Once I started looking that there was so much support in the local community. A year ago I joined an Ethical Non Monogamy group which meets once a month. I’ve learned so much more about LGBTQ+ and what it means to people who are in that category. I meet amazing people and my social circle has massively increased as well as my understanding and acceptance of myself. Since exploring my sexuality I’ve discovered that there are so many more orientations than the common ones and I’ve chosen ones that suit me better than ‘bisexual’, I consider myself Demisexual (doesn’t experience physical attraction unless they form a strong emotional connection first), Pansexual (attracted to a person of any sex or gender), Noetisexual (physically attracted to those they are mentally connected to) and Sapiosexual (physically attracted to a persons mind more so than their appearance).
People may argue that these are unnecessary terms, that attraction and love don’t need labels and rules and that’s absolutely valid. I suppose that I would liken it to being an enthusiast or hobbyist; my husband paints miniatures, he knows the names of all the shades of colours (that look exactly the same to me), has dozens of brushes (all for different things or so I’m told), has learned and practised many different paint techniques and styles; to my unartistic eye the result is a nicely painted model (I can hear him sighing).
Recently I have identified as ‘Gender non-confirming’ as well as ‘female’. I’ve never felt that my gender defines me and I think I’m fortunate in that respect, I’ve always been comfortable in my own skin, wearing what I want and projecting the image that’s right for me. This may come from working in what is generally a male dominated environment.

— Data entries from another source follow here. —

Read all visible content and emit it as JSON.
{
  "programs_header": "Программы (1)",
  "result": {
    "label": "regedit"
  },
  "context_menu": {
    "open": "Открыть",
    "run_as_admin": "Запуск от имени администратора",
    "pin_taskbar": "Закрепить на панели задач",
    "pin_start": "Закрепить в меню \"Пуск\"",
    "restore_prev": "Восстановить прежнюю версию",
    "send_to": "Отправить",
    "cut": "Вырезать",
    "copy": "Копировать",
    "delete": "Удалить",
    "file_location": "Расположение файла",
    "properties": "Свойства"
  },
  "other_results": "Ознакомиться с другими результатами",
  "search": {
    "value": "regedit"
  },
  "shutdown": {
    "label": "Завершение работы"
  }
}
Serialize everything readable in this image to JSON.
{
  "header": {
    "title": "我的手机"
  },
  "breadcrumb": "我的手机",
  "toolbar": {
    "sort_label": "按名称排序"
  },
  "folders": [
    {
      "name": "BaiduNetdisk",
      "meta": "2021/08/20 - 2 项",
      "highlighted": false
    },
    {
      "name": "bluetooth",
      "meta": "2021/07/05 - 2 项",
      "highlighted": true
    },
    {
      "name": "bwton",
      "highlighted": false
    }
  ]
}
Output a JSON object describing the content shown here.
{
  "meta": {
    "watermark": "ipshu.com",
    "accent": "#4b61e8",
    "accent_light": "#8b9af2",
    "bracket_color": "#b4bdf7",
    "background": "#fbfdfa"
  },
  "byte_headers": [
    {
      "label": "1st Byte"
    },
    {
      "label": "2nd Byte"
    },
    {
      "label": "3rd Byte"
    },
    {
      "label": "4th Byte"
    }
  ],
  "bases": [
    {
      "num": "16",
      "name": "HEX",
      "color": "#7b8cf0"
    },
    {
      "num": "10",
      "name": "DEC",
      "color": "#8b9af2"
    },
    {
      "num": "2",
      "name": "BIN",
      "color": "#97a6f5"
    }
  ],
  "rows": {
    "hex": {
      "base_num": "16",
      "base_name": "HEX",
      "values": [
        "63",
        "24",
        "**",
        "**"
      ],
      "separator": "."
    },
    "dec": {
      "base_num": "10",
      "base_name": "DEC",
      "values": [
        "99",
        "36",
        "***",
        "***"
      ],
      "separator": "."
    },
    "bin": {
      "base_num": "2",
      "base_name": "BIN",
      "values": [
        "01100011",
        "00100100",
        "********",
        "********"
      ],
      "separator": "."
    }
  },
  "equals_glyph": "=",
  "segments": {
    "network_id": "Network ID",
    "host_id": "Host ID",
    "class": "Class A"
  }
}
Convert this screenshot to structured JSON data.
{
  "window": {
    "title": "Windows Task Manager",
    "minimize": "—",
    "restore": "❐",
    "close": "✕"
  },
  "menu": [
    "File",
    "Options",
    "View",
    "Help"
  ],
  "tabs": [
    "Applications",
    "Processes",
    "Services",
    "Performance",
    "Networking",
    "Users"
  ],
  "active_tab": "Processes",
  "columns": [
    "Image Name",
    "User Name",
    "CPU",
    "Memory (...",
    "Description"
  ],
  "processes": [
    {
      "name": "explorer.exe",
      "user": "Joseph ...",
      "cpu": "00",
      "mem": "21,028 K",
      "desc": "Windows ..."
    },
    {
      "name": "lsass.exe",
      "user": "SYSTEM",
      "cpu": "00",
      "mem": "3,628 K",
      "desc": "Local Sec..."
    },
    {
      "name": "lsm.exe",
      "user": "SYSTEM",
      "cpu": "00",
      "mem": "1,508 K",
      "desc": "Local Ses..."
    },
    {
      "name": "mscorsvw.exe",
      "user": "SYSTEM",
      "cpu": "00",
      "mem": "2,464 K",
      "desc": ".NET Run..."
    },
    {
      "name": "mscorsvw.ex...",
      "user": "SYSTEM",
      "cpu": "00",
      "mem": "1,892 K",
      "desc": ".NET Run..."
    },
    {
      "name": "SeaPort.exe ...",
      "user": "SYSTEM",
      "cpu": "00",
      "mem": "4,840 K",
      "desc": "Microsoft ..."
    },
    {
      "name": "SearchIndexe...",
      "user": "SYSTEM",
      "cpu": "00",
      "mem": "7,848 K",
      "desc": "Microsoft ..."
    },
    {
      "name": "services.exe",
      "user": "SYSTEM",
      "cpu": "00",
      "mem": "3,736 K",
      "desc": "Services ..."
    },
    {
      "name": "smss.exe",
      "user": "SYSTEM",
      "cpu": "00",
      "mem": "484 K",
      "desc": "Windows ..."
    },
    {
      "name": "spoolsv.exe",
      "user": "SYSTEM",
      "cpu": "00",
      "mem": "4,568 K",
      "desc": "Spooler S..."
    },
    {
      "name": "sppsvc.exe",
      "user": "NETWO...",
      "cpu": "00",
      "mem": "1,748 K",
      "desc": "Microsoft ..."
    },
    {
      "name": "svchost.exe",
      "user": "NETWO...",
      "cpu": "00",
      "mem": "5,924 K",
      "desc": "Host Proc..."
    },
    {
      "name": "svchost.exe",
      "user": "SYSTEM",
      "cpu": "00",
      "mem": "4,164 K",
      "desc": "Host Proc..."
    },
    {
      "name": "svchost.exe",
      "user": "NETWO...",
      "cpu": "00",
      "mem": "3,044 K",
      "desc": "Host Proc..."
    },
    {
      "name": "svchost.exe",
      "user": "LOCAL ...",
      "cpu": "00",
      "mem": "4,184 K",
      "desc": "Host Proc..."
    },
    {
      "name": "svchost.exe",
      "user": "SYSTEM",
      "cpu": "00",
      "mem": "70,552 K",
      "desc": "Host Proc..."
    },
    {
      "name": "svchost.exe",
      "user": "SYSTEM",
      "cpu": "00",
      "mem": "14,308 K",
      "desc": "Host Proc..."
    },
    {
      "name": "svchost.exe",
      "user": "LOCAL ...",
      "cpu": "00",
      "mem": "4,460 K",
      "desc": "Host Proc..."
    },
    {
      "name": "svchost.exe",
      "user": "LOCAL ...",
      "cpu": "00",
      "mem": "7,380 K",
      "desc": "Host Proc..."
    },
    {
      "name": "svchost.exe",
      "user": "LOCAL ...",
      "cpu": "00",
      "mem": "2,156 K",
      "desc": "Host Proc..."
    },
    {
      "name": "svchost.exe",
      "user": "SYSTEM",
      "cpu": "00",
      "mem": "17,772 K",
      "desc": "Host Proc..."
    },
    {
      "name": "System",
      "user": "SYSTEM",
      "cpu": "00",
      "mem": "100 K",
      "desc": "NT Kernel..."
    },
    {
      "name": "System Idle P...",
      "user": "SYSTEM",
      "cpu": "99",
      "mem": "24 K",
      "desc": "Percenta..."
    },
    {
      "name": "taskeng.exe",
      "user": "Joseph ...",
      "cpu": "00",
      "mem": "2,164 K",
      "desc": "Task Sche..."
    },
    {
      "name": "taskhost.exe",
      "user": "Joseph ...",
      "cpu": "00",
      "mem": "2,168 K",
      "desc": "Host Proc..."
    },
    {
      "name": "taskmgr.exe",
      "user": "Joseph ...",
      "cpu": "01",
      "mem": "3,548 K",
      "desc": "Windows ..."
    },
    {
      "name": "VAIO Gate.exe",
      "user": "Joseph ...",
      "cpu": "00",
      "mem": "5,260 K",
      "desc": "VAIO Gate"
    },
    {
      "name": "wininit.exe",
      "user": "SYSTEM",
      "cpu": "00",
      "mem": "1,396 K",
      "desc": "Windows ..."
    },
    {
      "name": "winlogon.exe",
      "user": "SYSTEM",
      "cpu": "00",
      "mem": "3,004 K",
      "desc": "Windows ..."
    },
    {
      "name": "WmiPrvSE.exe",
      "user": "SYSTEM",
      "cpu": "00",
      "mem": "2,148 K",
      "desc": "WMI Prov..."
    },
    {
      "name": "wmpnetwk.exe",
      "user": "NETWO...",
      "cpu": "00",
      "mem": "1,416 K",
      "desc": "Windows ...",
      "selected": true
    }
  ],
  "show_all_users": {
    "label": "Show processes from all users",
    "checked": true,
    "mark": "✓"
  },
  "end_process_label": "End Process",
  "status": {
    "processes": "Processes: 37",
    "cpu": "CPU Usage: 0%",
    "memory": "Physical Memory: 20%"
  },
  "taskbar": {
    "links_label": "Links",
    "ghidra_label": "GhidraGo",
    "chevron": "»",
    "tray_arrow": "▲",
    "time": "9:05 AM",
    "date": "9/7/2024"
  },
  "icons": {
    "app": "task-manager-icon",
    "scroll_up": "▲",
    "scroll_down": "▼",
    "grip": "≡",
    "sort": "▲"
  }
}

At the moment my family are not aware, I have come out to close friends and they have been accepting and curious which has been lovely. I’ve generally not made it known at previous jobs as there’s also an element of ‘do people need to know?’ not because I worry about how people see me, but in the same way people don’t need to know my favourite food or country, or whether I drink alcohol or not.
I would like people to think about what LGBTQ+ means to them, regardless of their sexual orientation, gender or, age.
Pride is for everybody, a celebration for all of us to enjoy, its accepting what unites us as equals but also makes us individual and unique. It is beautiful, it brings people together in solidarity, it is open and welcoming and non-judgemental.
It encourages us to have open conversations with friends, family and children. I have two young children, and I want them to ask questions, to be curious and embrace who they are and want to be. Nothing would make me prouder as a parent than if they are the one at school who their peers find comfortable to talk to and be open with.
Chances are everyone will know someone who is part of LGBT+ and if you don’t, it could be because those people in your life don’t feel comfortable making themselves known.
This is why Pride is so important, it is not just a month – but every day, take the opportunity to educate yourself, listen to the journeys of others without judgement and put yourself in their shoes.
Be the person that your friends, family, children, work colleagues, gym buddies, mates, girlfriends, dog walker, babysitter etc would feel happy to ‘come out’ to, and your life will be all the richer for it.
We all have a right to be accepted as our true selves.